Are you finding it difficult to believe that letting go of someone for their own good is sometimes the right and the best thing to do? Are you in a complicated relationship? Are you wondering if it’s a healthy one? Are you thinking that maybe letting go of someone you love for their own good is the way to go?
I get it. This is a complicated question and one worth some serious consideration before taking action. I believe there are three reasons to even consider letting go of someone you love for their own good. I will address each of them here and the reasons that you might consider letting them go.
Why Letting Go Of Someone For Their Own Good Is The Right Thing To Do
1. Their baggage is hurting the relationship.
Are you madly in love with a person who is very damaged? Someone who has baggage from past relationships, who struggles with family issues, who has issues with anger or insecurity, who has substance abuse issues etc? Someone who is hard to be with because of their damage.
Many of us stay with people, even if they aren’t making us happy, or even if they are making us miserable because they have issues that we believe that we can fix. We believe that they can’t possibly get better if we don’t stand by their side.
And those are admirable thoughts and I understand they come from a place of love, but really, if you love them, you should consider letting them go for their own good.
Many of us who stick around because we think we can fix our person, or that they need us, are, in fact, enabling the damaging behavior.
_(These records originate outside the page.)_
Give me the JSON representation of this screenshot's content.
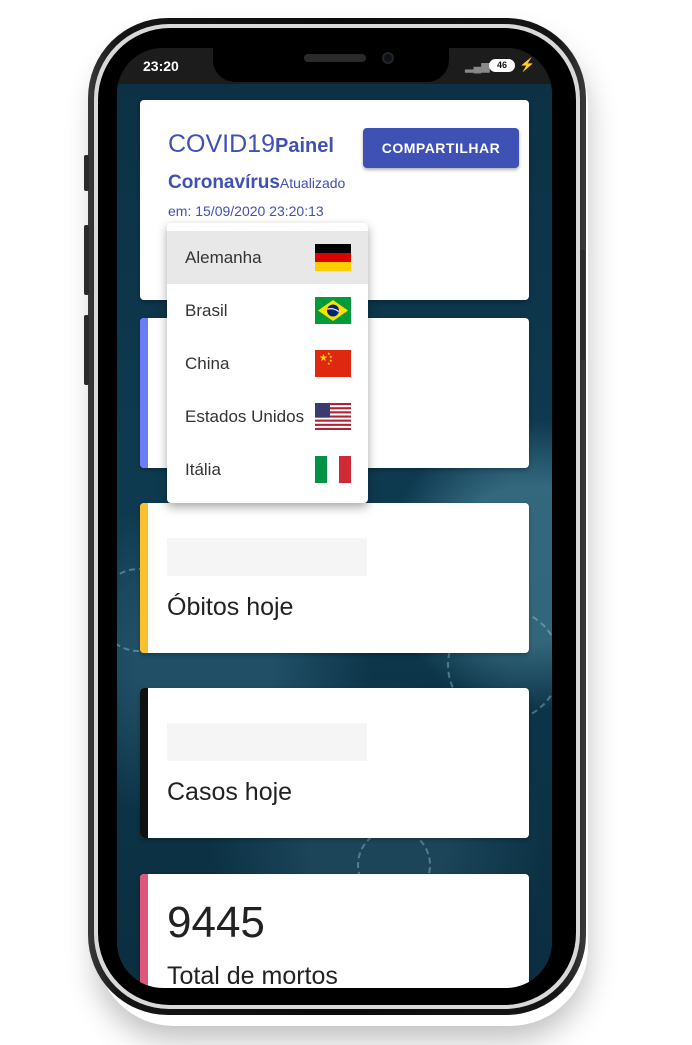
{
  "status_bar": {
    "time": "23:20",
    "battery": "46"
  },
  "header": {
    "title_part1": "COVID19",
    "title_part2": "Painel",
    "subtitle_bold": "Coronavírus",
    "subtitle_small": "Atualizado",
    "updated": "em: 15/09/2020 23:20:13",
    "share_button": "COMPARTILHAR"
  },
  "dropdown": {
    "items": [
      {
        "label": "Alemanha",
        "flag": "germany-flag",
        "selected": true
      },
      {
        "label": "Brasil",
        "flag": "brazil-flag",
        "selected": false
      },
      {
        "label": "China",
        "flag": "china-flag",
        "selected": false
      },
      {
        "label": "Estados Unidos",
        "flag": "usa-flag",
        "selected": false
      },
      {
        "label": "Itália",
        "flag": "italy-flag",
        "selected": false
      }
    ]
  },
  "cards": {
    "deaths_today": {
      "label": "Óbitos hoje",
      "accent": "#fbc02d"
    },
    "cases_today": {
      "label": "Casos hoje",
      "accent": "#111111"
    },
    "total_deaths": {
      "value": "9445",
      "label": "Total de mortos",
      "accent": "#e0567a"
    },
    "hidden_card": {
      "accent": "#6c7cf5"
    }
  },
  "colors": {
    "primary": "#3f51b5",
    "background": "#0d3448"
  }
}
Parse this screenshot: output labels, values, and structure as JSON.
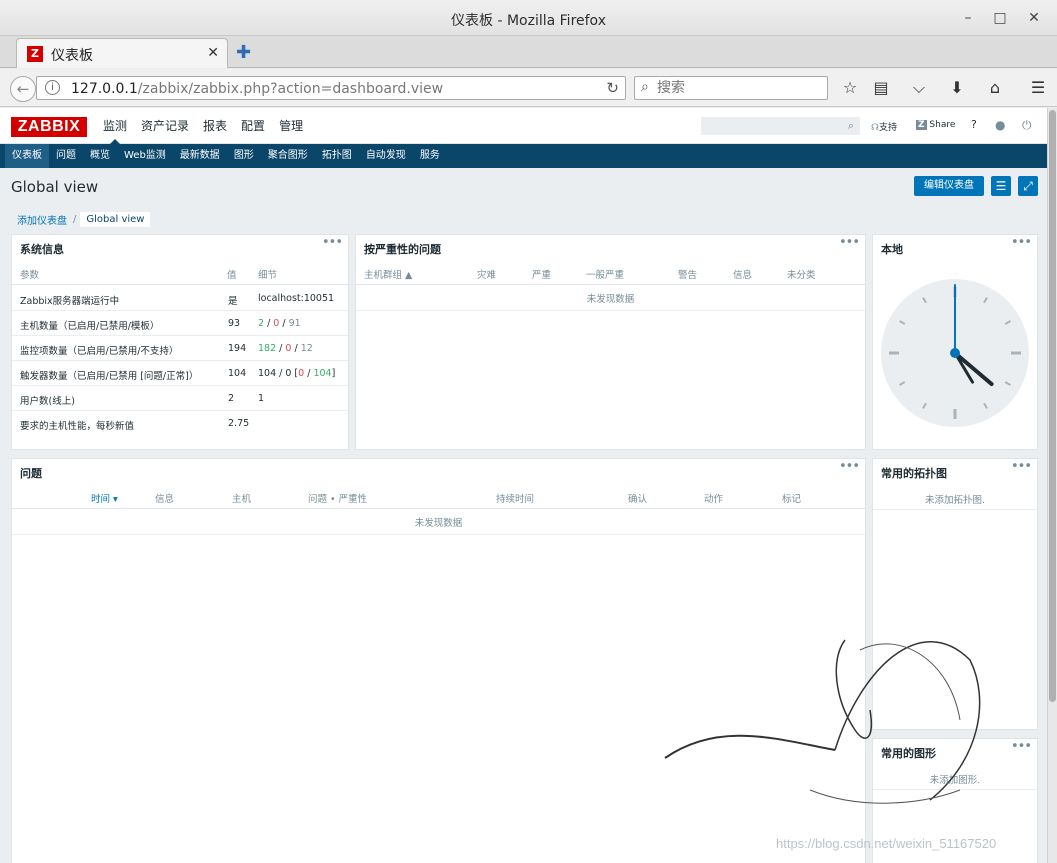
{
  "window": {
    "title": "仪表板 - Mozilla Firefox"
  },
  "browser": {
    "tab_title": "仪表板",
    "url_host": "127.0.0.1",
    "url_path": "/zabbix/zabbix.php?action=dashboard.view",
    "search_placeholder": "搜索"
  },
  "zabbix": {
    "logo": "ZABBIX",
    "top_menu": [
      "监测",
      "资产记录",
      "报表",
      "配置",
      "管理"
    ],
    "header_links": {
      "support": "支持",
      "share": "Share",
      "help": "?"
    },
    "sub_menu": [
      "仪表板",
      "问题",
      "概览",
      "Web监测",
      "最新数据",
      "图形",
      "聚合图形",
      "拓扑图",
      "自动发现",
      "服务"
    ]
  },
  "page": {
    "title": "Global view",
    "edit_button": "编辑仪表盘",
    "breadcrumb": [
      "添加仪表盘",
      "Global view"
    ]
  },
  "widgets": {
    "sysinfo": {
      "title": "系统信息",
      "columns": [
        "参数",
        "值",
        "细节"
      ],
      "rows": [
        {
          "param": "Zabbix服务器端运行中",
          "value": "是",
          "detail": "localhost:10051"
        },
        {
          "param": "主机数量（已启用/已禁用/模板）",
          "value": "93",
          "d1": "2",
          "d2": "0",
          "d3": "91"
        },
        {
          "param": "监控项数量（已启用/已禁用/不支持）",
          "value": "194",
          "d1": "182",
          "d2": "0",
          "d3": "12"
        },
        {
          "param": "触发器数量（已启用/已禁用 [问题/正常]）",
          "value": "104",
          "d1": "104 / 0 [",
          "d2": "0",
          "d3": "104",
          "d4": "]"
        },
        {
          "param": "用户数(线上)",
          "value": "2",
          "detail": "1"
        },
        {
          "param": "要求的主机性能，每秒新值",
          "value": "2.75",
          "detail": ""
        }
      ]
    },
    "severity": {
      "title": "按严重性的问题",
      "columns": [
        "主机群组 ▲",
        "灾难",
        "严重",
        "一般严重",
        "警告",
        "信息",
        "未分类"
      ],
      "empty": "未发现数据"
    },
    "clock": {
      "title": "本地",
      "hour": 4,
      "minute": 0,
      "second": 0
    },
    "problems": {
      "title": "问题",
      "columns": [
        "时间 ▾",
        "信息",
        "主机",
        "问题 • 严重性",
        "持续时间",
        "确认",
        "动作",
        "标记"
      ],
      "empty": "未发现数据"
    },
    "fav_maps": {
      "title": "常用的拓扑图",
      "empty": "未添加拓扑图."
    },
    "fav_graphs": {
      "title": "常用的图形",
      "empty": "未添加图形."
    }
  },
  "watermark": "https://blog.csdn.net/weixin_51167520"
}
We tend to overcompensate for their damage – perhaps justifying their drinking or molding ourselves to be someone different from who we are so as not to trigger them about lost loves. Who tiptoes around to prevent an angry outburst.
These things are understandable and I know you feel supportive but they aren’t helping your person get any better. In fact, they could be making them worse.
If you can find the strength to let your damaged person go if you can tell them that you love them and that you want to help them and support them but that all you are seeing is them getting worse and your relationship getting more unhealthy, you can actually give your person a chance to get better.
If you let your person go and they find that they aren’t only alone but that they aren’t in a relationship where someone is overcompensating for their issues, people are way more likely to get help.
I know you are worried that if you let them go, they will get fixed and find someone else and live happily ever after. And that might happen. But I can promise you that, if you hold onto them, hoping they will get fixed and you will live happily ever after, you won’t. You will just be miserable.
So, if your person is struggling in a way that is hurting your relationship, consider letting them go for their own good. So that they have a chance to be healthy and happy. And you do too.
2. You don’t love them the way you should.
I remember when I was married and I was unhappy, I used to think about letting go of my husband so that he could find someone who made him truly happy. But I still did love him, even if we were struggling, and the thought of him being with someone else made me sick to my stomach.
So, for selfish reasons, I held on and we were both miserable.
If you love someone, but know that you don’t love them enough, let them go. Let them have the opportunity to be happy, to find true love, to not live a life that isn’t as full as they deserve.
I know that it’s scary, and I know that you are worried that if you let go of this person you might never find love again. And I get it. But I can promise you that if you don’t let go of this person who you just don’t love the way you should, then you are doomed to years of misery.